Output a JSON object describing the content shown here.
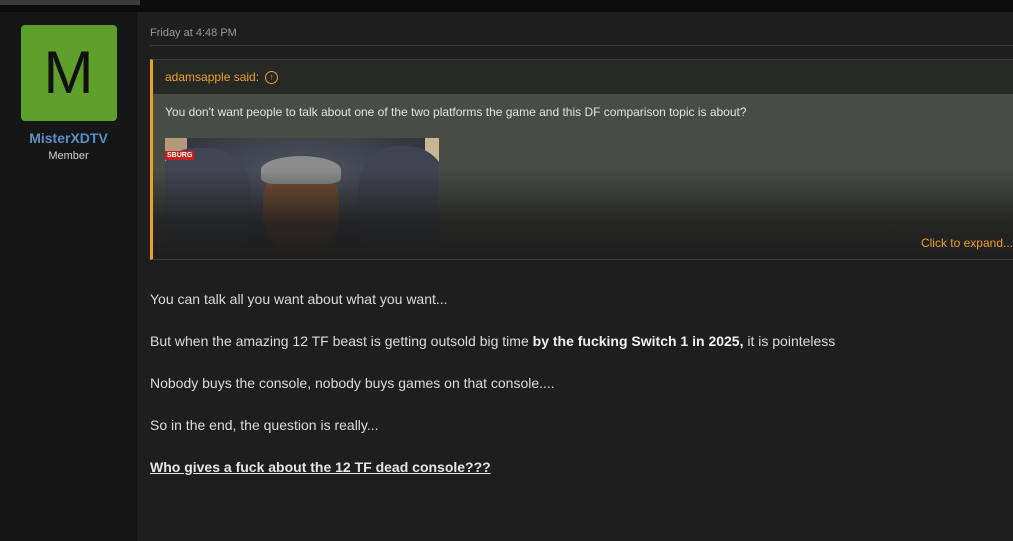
{
  "post": {
    "date": "Friday at 4:48 PM",
    "user": {
      "avatar_letter": "M",
      "avatar_color": "#5fa02c",
      "username": "MisterXDTV",
      "title": "Member"
    },
    "quote": {
      "author": "adamsapple said:",
      "author_icon": "arrow-up-circle-icon",
      "text": "You don't want people to talk about one of the two platforms the game and this DF comparison topic is about?",
      "image_tag": "SBURG",
      "expand_label": "Click to expand..."
    },
    "body": {
      "line1": "You can talk all you want about what you want...",
      "line2_pre": "But when the amazing 12 TF beast is getting outsold big time ",
      "line2_bold": "by the fucking Switch 1 in 2025,",
      "line2_post": " it is pointeless",
      "line3": "Nobody buys the console, nobody buys games on that console....",
      "line4": "So in the end, the question is really...",
      "line5_link": "Who gives a fuck about the 12 TF dead console???"
    }
  },
  "colors": {
    "accent": "#f0a020",
    "username": "#5b8fc7"
  }
}
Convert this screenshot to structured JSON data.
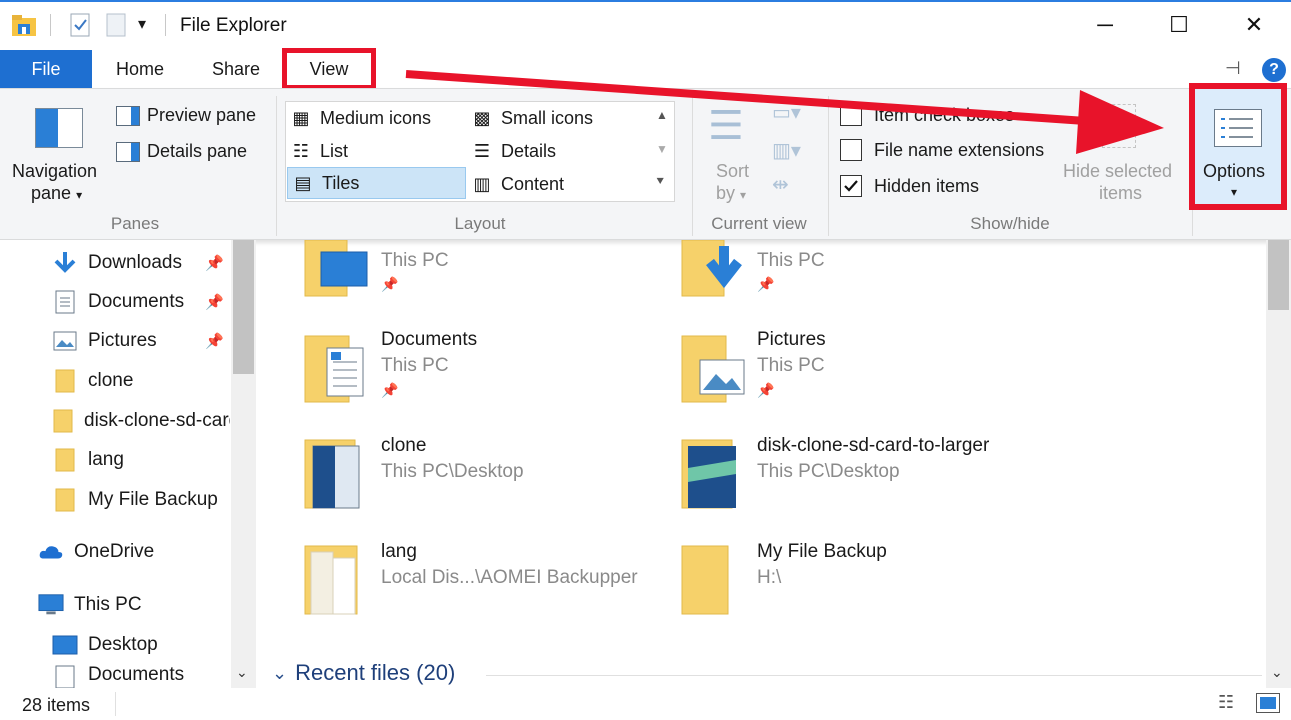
{
  "window": {
    "title": "File Explorer",
    "minimize": "─",
    "maximize": "☐",
    "close": "✕"
  },
  "tabs": {
    "file": "File",
    "home": "Home",
    "share": "Share",
    "view": "View"
  },
  "ribbon": {
    "panes": {
      "nav_line1": "Navigation",
      "nav_line2": "pane",
      "preview": "Preview pane",
      "details": "Details pane",
      "label": "Panes"
    },
    "layout": {
      "items": [
        "Medium icons",
        "Small icons",
        "List",
        "Details",
        "Tiles",
        "Content"
      ],
      "selected": "Tiles",
      "label": "Layout"
    },
    "current_view": {
      "sort_line1": "Sort",
      "sort_line2": "by",
      "label": "Current view"
    },
    "show_hide": {
      "item_check_boxes": "Item check boxes",
      "file_name_extensions": "File name extensions",
      "hidden_items": "Hidden items",
      "hide_selected_line1": "Hide selected",
      "hide_selected_line2": "items",
      "label": "Show/hide"
    },
    "options": "Options"
  },
  "nav": {
    "items": [
      "Downloads",
      "Documents",
      "Pictures",
      "clone",
      "disk-clone-sd-card-to-larger",
      "lang",
      "My File Backup",
      "OneDrive",
      "This PC",
      "Desktop",
      "Documents"
    ]
  },
  "content": {
    "tiles": [
      {
        "name": "",
        "path": "This PC"
      },
      {
        "name": "",
        "path": "This PC"
      },
      {
        "name": "Documents",
        "path": "This PC"
      },
      {
        "name": "Pictures",
        "path": "This PC"
      },
      {
        "name": "clone",
        "path": "This PC\\Desktop"
      },
      {
        "name": "disk-clone-sd-card-to-larger",
        "path": "This PC\\Desktop"
      },
      {
        "name": "lang",
        "path": "Local Dis...\\AOMEI Backupper"
      },
      {
        "name": "My File Backup",
        "path": "H:\\"
      }
    ],
    "recent_files": "Recent files (20)"
  },
  "status": {
    "item_count": "28 items"
  },
  "colors": {
    "accent": "#1e6fd1",
    "highlight_red": "#e8132a",
    "folder_yellow": "#f6d16a",
    "selected_bg": "#cce4f7"
  },
  "icons": [
    "folder-icon",
    "pin-icon",
    "download-arrow-icon",
    "onedrive-cloud-icon",
    "monitor-icon",
    "help-icon",
    "checkbox-icon"
  ]
}
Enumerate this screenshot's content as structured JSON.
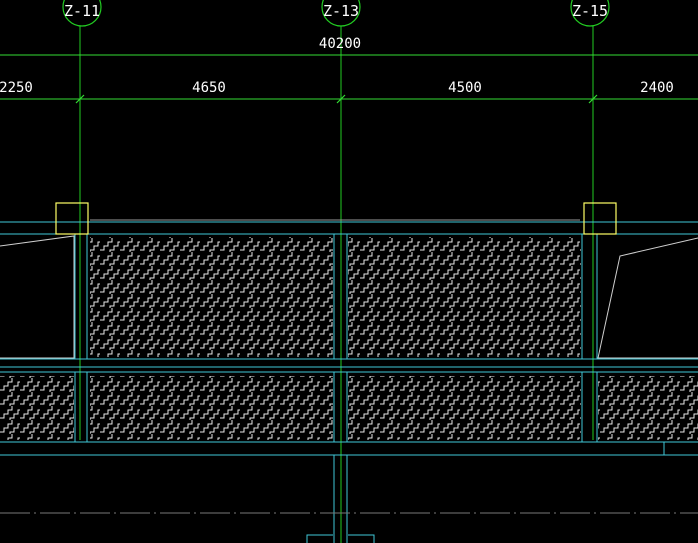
{
  "colors": {
    "background": "#000000",
    "grid_line": "#22cc22",
    "dimension_line": "#33dd33",
    "wall": "#40c8d8",
    "column": "#ffff66",
    "hatch": "#e8e8e8",
    "text": "#ffffff",
    "faint": "#9a9a9a"
  },
  "axes": [
    {
      "label": "Z-11"
    },
    {
      "label": "Z-13"
    },
    {
      "label": "Z-15"
    }
  ],
  "dimensions": {
    "total": "40200",
    "segments": [
      "2250",
      "4650",
      "4500",
      "2400"
    ]
  }
}
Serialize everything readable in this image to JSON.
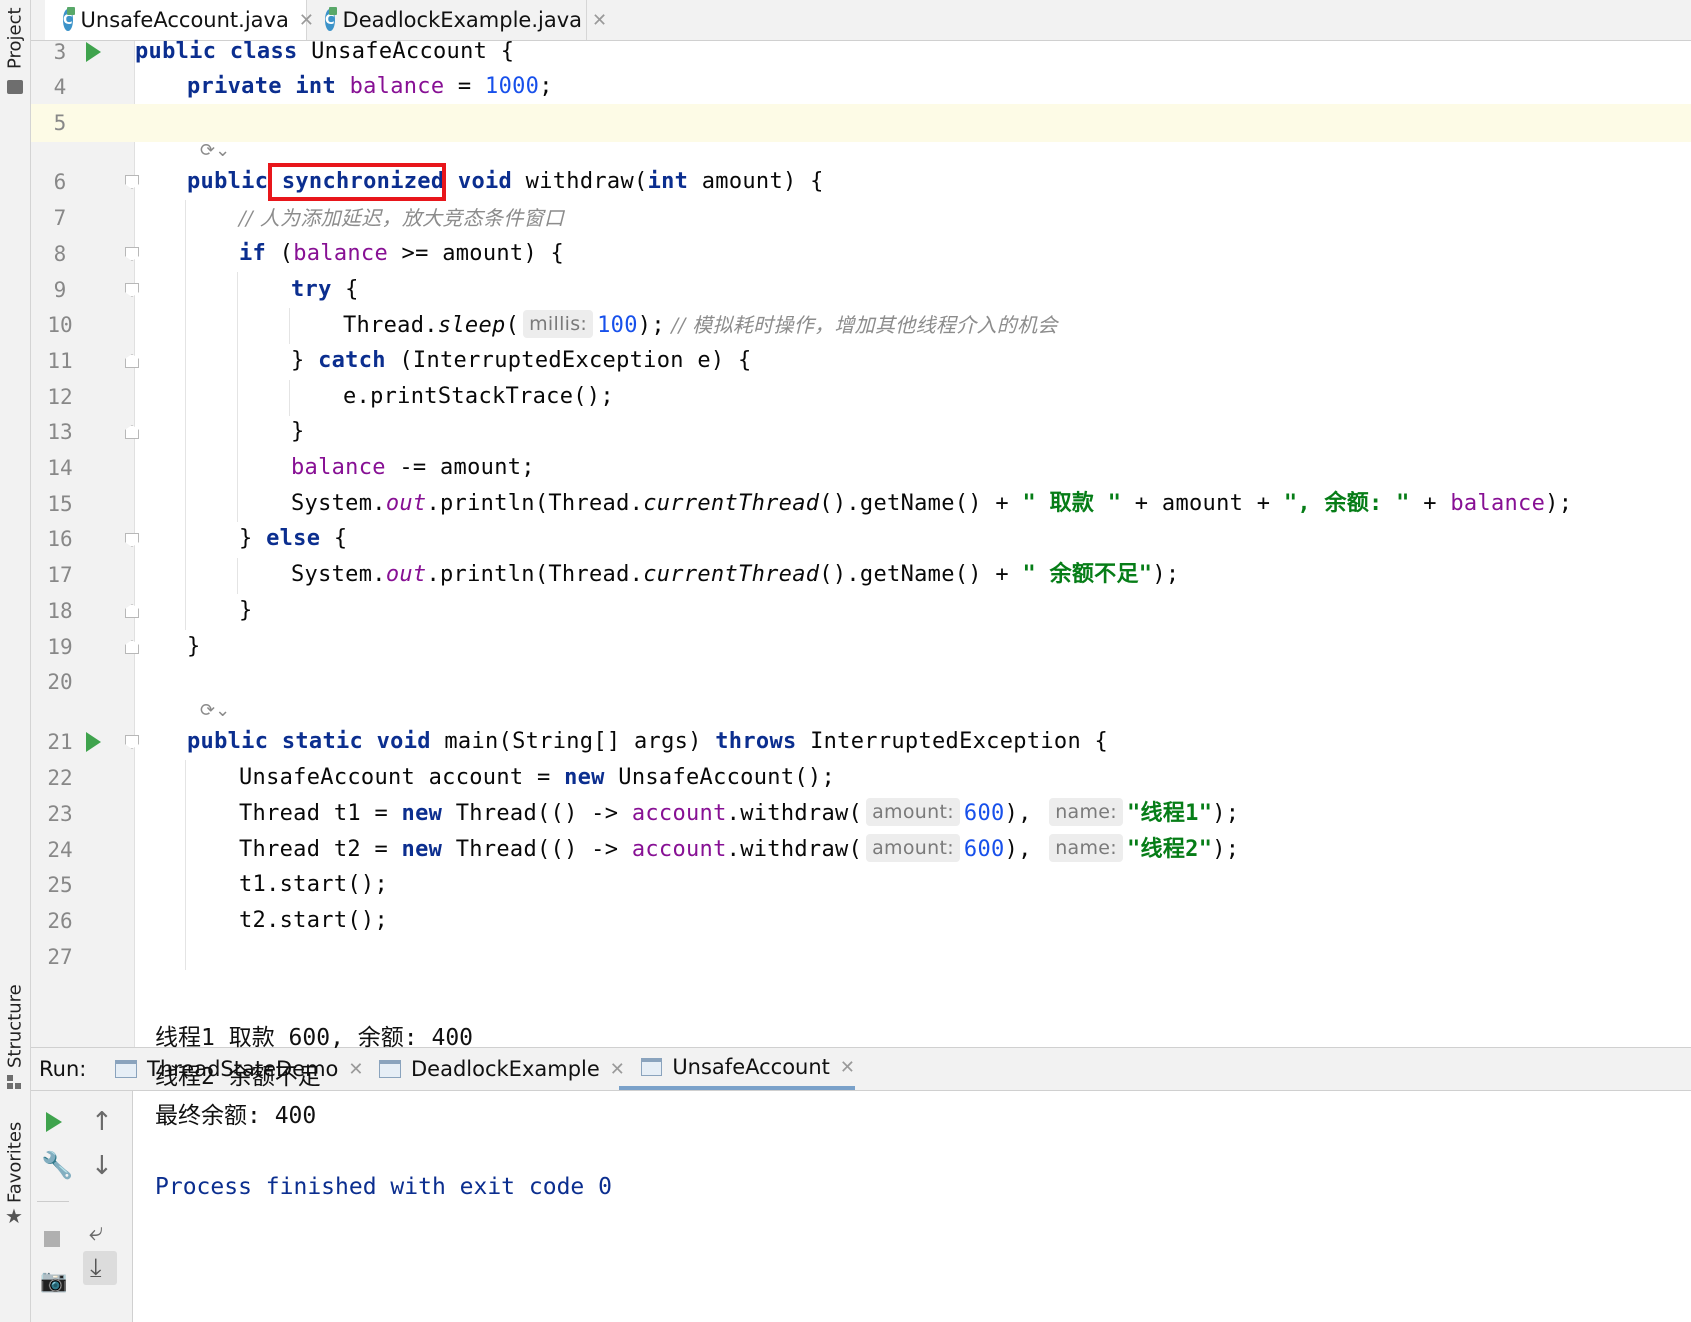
{
  "left_strip": {
    "project": "Project",
    "structure": "Structure",
    "favorites": "Favorites"
  },
  "tabs": [
    {
      "label": "UnsafeAccount.java",
      "active": true
    },
    {
      "label": "DeadlockExample.java",
      "active": false
    }
  ],
  "line_numbers": [
    "3",
    "4",
    "5",
    "6",
    "7",
    "8",
    "9",
    "10",
    "11",
    "12",
    "13",
    "14",
    "15",
    "16",
    "17",
    "18",
    "19",
    "20",
    "21",
    "22",
    "23",
    "24",
    "25",
    "26",
    "27"
  ],
  "code": {
    "l3": {
      "kw": "public class",
      "rest": " UnsafeAccount {"
    },
    "l4": {
      "kw1": "private",
      "kw2": "int",
      "field": "balance",
      "eq": " = ",
      "num": "1000",
      "end": ";"
    },
    "l6": {
      "kw1": "public",
      "sync": "synchronized",
      "kw2": "void",
      "mid": " withdraw(",
      "kw3": "int",
      "end": " amount) {"
    },
    "l7": {
      "comment": "// 人为添加延迟，放大竞态条件窗口"
    },
    "l8": {
      "kw": "if",
      "open": " (",
      "field": "balance",
      "end": " >= amount) {"
    },
    "l9": {
      "kw": "try",
      "end": " {"
    },
    "l10": {
      "pre": "Thread.",
      "method": "sleep",
      "paren": "(",
      "hint": "millis:",
      "num": "100",
      "end": ");",
      "comment": " // 模拟耗时操作，增加其他线程介入的机会"
    },
    "l11": {
      "pre": "} ",
      "kw": "catch",
      "end": " (InterruptedException e) {"
    },
    "l12": {
      "text": "e.printStackTrace();"
    },
    "l13": {
      "text": "}"
    },
    "l14": {
      "field": "balance",
      "end": " -= amount;"
    },
    "l15": {
      "p1": "System.",
      "out": "out",
      "p2": ".println(Thread.",
      "ct": "currentThread",
      "p3": "().getName() + ",
      "s1": "\" 取款 \"",
      "p4": " + amount + ",
      "s2": "\", 余额: \"",
      "p5": " + ",
      "field": "balance",
      "p6": ");"
    },
    "l16": {
      "pre": "} ",
      "kw": "else",
      "end": " {"
    },
    "l17": {
      "p1": "System.",
      "out": "out",
      "p2": ".println(Thread.",
      "ct": "currentThread",
      "p3": "().getName() + ",
      "s1": "\" 余额不足\"",
      "p4": ");"
    },
    "l18": {
      "text": "}"
    },
    "l19": {
      "text": "}"
    },
    "l21": {
      "kw": "public static void",
      "mid": " main(String[] args) ",
      "kw2": "throws",
      "end": " InterruptedException {"
    },
    "l22": {
      "pre": "UnsafeAccount account = ",
      "kw": "new",
      "end": " UnsafeAccount();"
    },
    "l23": {
      "pre": "Thread t1 = ",
      "kw": "new",
      "mid": " Thread(() -> ",
      "fld": "account",
      "mid2": ".withdraw(",
      "hint1": "amount:",
      "num": "600",
      "mid3": "),",
      "hint2": "name:",
      "str": "\"线程1\"",
      "end": ");"
    },
    "l24": {
      "pre": "Thread t2 = ",
      "kw": "new",
      "mid": " Thread(() -> ",
      "fld": "account",
      "mid2": ".withdraw(",
      "hint1": "amount:",
      "num": "600",
      "mid3": "),",
      "hint2": "name:",
      "str": "\"线程2\"",
      "end": ");"
    },
    "l25": {
      "text": "t1.start();"
    },
    "l26": {
      "text": "t2.start();"
    }
  },
  "run": {
    "label": "Run:",
    "tabs": [
      {
        "label": "ThreadStateDemo",
        "active": false
      },
      {
        "label": "DeadlockExample",
        "active": false
      },
      {
        "label": "UnsafeAccount",
        "active": true
      }
    ],
    "output": [
      "线程1 取款 600, 余额: 400",
      "线程2 余额不足",
      "最终余额: 400",
      "",
      "Process finished with exit code 0"
    ]
  },
  "colors": {
    "keyword": "#0b2e8f",
    "field": "#871094",
    "number": "#1750eb",
    "string": "#067d17",
    "highlight_box": "#e8161b",
    "run_green": "#3fa34d"
  }
}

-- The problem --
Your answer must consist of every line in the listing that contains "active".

-- Task solution --
      "active": true
      "active": false
        "active": false
        "active": false
        "active": true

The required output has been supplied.